## WHAT IS BEING ASKED
Lines holding the word "last" in the following material must be counted; give only the resulting number.

•••••

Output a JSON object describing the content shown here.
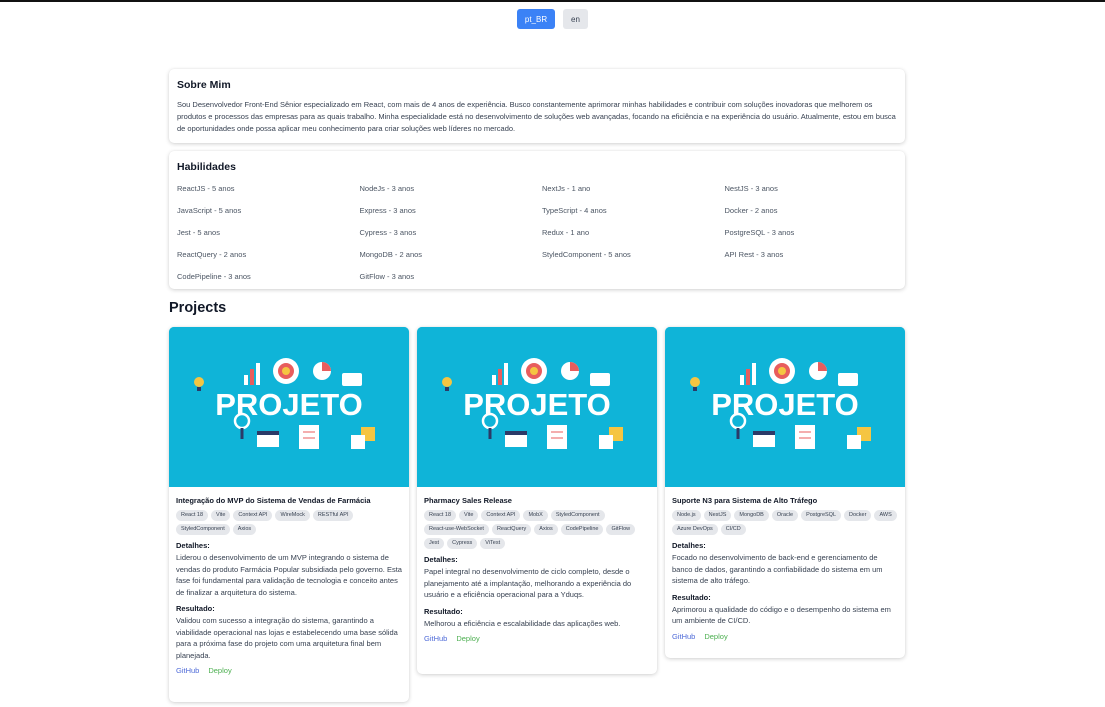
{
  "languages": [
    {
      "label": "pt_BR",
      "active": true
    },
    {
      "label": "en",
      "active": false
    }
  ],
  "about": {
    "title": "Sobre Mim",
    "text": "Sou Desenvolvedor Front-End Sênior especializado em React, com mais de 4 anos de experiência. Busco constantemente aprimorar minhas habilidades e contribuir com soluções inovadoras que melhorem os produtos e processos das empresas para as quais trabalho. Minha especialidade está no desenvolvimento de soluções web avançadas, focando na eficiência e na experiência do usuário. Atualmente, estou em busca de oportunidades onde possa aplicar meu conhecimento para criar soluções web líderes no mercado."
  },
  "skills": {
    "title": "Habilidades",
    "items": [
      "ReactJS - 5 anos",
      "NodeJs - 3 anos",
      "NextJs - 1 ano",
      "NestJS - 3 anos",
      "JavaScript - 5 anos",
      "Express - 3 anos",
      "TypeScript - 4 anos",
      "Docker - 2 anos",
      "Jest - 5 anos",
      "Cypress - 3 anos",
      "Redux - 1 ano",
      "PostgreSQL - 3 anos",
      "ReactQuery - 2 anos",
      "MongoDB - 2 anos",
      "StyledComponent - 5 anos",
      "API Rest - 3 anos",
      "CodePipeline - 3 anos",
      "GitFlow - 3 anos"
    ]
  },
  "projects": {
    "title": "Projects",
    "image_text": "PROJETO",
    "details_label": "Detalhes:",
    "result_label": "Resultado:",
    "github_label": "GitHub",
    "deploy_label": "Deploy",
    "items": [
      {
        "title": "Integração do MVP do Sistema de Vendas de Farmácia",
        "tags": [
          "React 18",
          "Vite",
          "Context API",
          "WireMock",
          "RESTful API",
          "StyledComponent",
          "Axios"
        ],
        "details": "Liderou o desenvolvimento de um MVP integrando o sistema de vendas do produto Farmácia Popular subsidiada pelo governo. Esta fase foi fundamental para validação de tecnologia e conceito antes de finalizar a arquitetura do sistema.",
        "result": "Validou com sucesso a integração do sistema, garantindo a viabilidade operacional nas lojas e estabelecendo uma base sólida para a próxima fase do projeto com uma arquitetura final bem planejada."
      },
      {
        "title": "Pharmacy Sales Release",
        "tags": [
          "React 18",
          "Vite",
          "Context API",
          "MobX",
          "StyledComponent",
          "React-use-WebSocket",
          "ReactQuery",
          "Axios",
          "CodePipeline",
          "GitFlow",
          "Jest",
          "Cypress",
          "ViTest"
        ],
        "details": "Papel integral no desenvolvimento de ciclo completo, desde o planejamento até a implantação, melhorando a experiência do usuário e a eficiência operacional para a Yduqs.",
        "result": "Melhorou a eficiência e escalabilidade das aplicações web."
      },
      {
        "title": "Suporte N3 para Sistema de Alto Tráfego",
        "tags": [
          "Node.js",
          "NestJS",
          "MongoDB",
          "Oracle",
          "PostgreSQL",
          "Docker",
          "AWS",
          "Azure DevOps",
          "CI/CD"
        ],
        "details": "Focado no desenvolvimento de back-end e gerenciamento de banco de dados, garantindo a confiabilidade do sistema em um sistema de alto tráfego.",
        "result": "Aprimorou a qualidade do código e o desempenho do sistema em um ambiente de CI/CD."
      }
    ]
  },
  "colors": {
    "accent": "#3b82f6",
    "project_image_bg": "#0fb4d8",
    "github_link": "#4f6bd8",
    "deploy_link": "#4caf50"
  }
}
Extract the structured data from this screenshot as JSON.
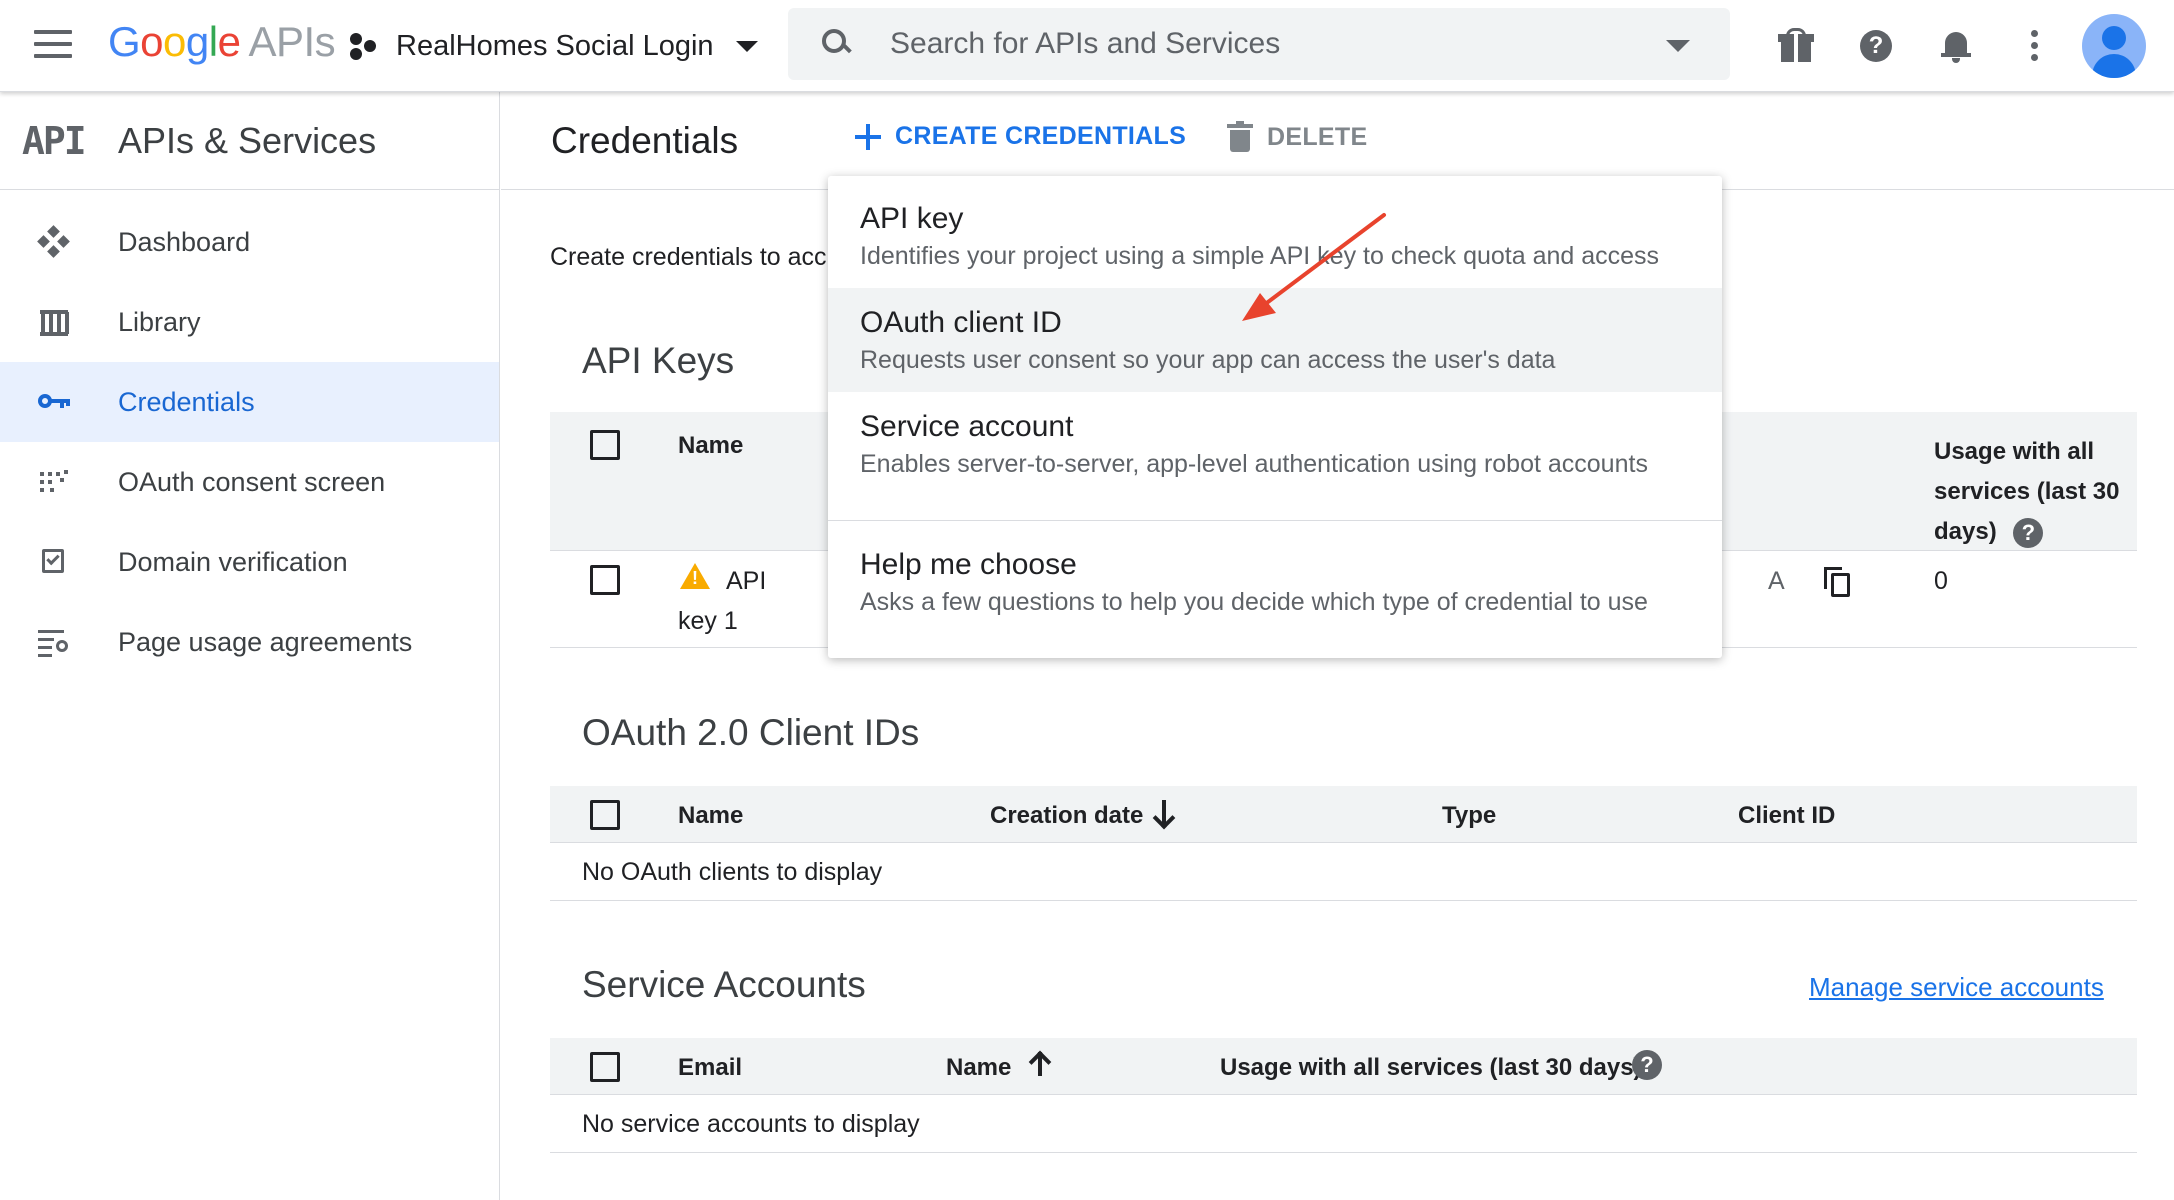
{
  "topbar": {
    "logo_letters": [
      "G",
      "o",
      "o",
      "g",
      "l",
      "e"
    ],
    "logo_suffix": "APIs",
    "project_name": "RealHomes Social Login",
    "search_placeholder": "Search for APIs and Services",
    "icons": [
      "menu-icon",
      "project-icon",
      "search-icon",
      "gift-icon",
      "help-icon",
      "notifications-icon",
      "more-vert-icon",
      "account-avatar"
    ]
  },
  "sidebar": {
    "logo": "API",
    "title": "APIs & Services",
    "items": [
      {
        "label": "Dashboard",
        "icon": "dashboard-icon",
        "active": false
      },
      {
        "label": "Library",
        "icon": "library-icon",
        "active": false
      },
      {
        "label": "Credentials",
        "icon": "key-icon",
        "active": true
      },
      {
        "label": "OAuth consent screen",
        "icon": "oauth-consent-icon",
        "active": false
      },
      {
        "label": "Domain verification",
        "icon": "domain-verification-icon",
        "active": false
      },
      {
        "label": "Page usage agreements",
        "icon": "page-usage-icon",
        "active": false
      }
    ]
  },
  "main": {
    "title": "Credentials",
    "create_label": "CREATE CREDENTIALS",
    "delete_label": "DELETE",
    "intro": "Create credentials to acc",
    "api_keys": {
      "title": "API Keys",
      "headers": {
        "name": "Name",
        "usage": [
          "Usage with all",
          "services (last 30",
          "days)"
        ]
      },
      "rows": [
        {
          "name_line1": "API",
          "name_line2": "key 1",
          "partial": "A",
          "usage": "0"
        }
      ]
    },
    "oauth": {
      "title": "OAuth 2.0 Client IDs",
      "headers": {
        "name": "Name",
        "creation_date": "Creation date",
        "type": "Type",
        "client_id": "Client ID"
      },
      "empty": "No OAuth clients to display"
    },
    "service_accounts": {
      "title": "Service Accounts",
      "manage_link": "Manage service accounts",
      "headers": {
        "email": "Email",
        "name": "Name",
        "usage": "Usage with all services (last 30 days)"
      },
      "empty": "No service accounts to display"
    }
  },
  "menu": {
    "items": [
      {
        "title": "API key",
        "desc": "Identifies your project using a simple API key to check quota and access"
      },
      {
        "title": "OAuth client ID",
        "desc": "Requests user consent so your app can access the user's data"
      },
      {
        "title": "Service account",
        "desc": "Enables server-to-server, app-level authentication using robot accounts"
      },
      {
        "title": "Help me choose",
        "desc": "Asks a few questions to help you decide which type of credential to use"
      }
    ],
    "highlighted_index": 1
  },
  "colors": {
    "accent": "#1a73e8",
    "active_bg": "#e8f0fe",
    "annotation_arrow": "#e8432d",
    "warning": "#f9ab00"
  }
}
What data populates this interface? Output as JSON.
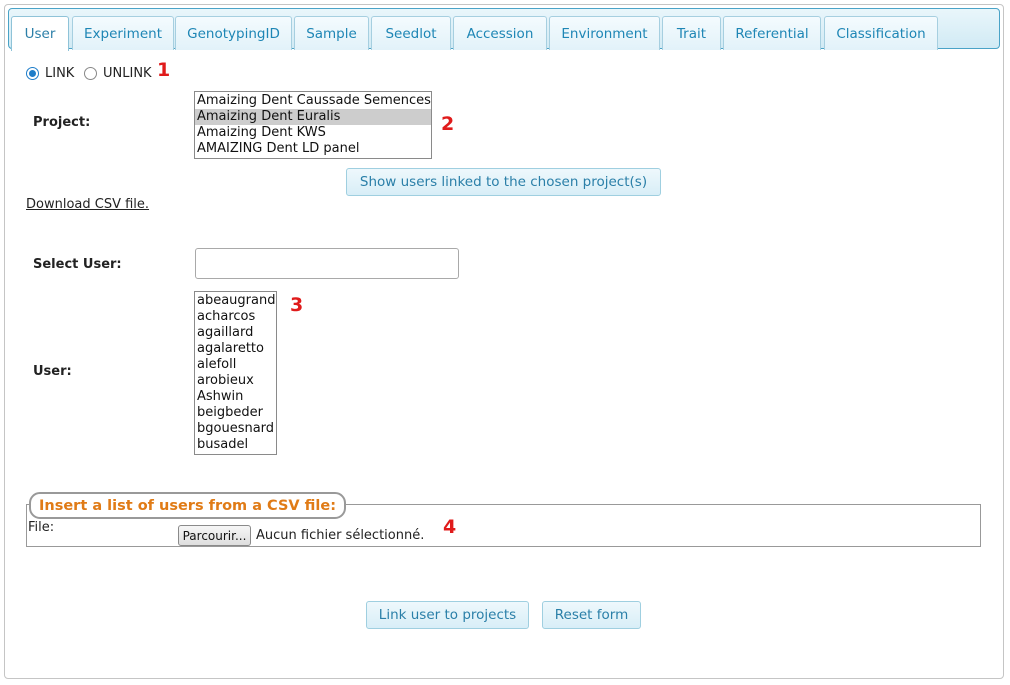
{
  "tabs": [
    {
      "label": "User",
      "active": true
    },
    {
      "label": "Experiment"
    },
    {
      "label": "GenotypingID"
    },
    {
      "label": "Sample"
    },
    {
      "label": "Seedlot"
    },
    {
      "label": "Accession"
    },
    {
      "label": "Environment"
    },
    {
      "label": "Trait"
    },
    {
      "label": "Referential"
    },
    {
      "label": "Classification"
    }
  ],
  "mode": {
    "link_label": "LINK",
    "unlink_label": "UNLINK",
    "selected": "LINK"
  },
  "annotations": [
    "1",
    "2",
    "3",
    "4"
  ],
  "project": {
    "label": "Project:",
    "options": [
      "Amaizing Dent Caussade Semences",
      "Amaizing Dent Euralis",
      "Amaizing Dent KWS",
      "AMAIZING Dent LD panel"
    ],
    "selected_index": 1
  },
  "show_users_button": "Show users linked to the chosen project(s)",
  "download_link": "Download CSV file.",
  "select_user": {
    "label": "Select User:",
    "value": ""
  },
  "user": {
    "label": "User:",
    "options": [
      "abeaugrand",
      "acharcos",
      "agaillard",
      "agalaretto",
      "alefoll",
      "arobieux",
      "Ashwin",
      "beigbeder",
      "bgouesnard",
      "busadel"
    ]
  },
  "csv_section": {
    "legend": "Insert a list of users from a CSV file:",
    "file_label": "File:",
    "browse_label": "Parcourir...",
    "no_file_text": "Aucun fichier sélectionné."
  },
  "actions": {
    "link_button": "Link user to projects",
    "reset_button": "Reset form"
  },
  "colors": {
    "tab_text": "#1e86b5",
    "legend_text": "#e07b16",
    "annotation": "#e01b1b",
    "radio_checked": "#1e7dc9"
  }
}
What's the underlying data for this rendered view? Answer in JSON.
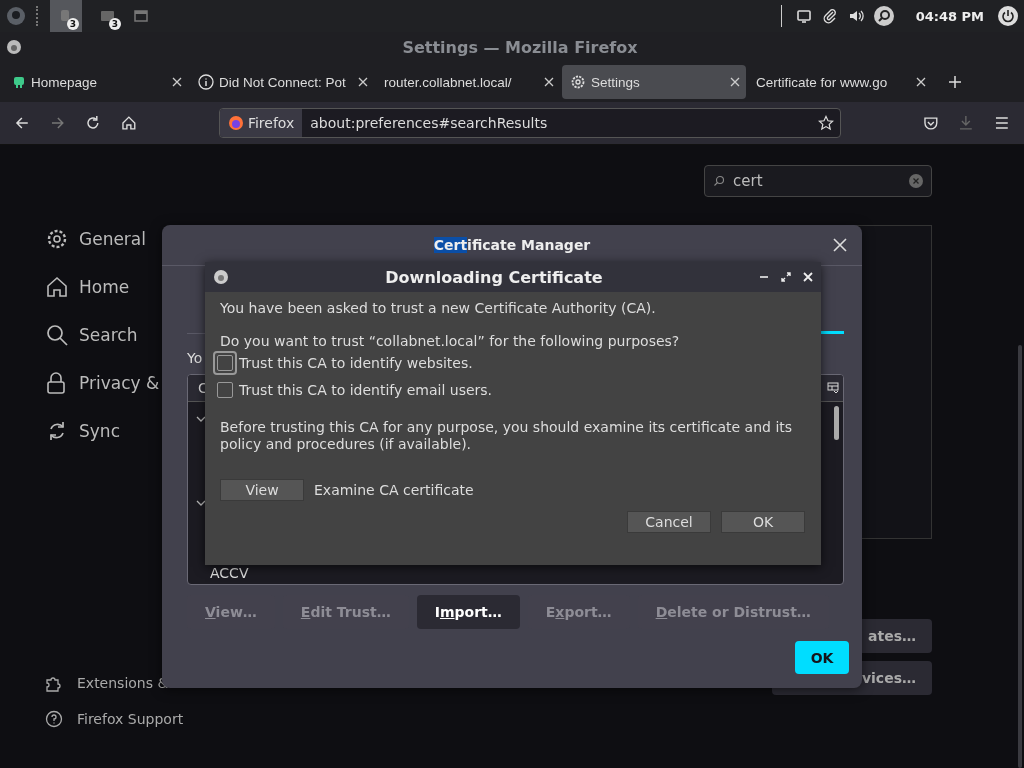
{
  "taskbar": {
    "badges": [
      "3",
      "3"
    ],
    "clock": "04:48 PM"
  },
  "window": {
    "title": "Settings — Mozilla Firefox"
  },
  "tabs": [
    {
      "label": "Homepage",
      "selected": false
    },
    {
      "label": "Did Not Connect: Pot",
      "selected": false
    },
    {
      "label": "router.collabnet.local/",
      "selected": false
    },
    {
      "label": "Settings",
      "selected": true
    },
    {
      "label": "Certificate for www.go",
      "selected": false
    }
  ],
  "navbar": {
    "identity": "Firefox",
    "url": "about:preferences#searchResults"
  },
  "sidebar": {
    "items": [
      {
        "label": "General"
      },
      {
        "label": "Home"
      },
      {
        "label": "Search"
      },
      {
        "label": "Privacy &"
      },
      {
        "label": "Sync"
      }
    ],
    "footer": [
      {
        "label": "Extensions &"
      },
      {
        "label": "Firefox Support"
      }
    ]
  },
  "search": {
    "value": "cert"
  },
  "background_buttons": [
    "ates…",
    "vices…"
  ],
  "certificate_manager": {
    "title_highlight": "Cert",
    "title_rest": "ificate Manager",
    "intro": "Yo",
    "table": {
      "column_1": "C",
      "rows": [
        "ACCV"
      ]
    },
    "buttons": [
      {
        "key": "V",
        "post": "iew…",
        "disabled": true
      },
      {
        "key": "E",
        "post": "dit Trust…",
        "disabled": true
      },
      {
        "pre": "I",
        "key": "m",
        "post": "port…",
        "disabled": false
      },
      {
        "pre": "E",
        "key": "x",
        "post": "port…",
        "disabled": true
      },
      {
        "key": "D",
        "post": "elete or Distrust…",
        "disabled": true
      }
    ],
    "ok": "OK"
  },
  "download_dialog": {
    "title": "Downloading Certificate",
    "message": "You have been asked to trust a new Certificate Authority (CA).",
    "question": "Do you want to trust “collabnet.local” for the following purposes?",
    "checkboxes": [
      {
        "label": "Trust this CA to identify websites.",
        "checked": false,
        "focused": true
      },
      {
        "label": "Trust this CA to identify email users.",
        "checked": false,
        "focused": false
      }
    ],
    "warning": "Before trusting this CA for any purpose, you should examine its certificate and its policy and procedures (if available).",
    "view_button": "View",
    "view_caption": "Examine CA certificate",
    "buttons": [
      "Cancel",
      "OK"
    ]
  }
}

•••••

## RESPONSE TO THE TASK
2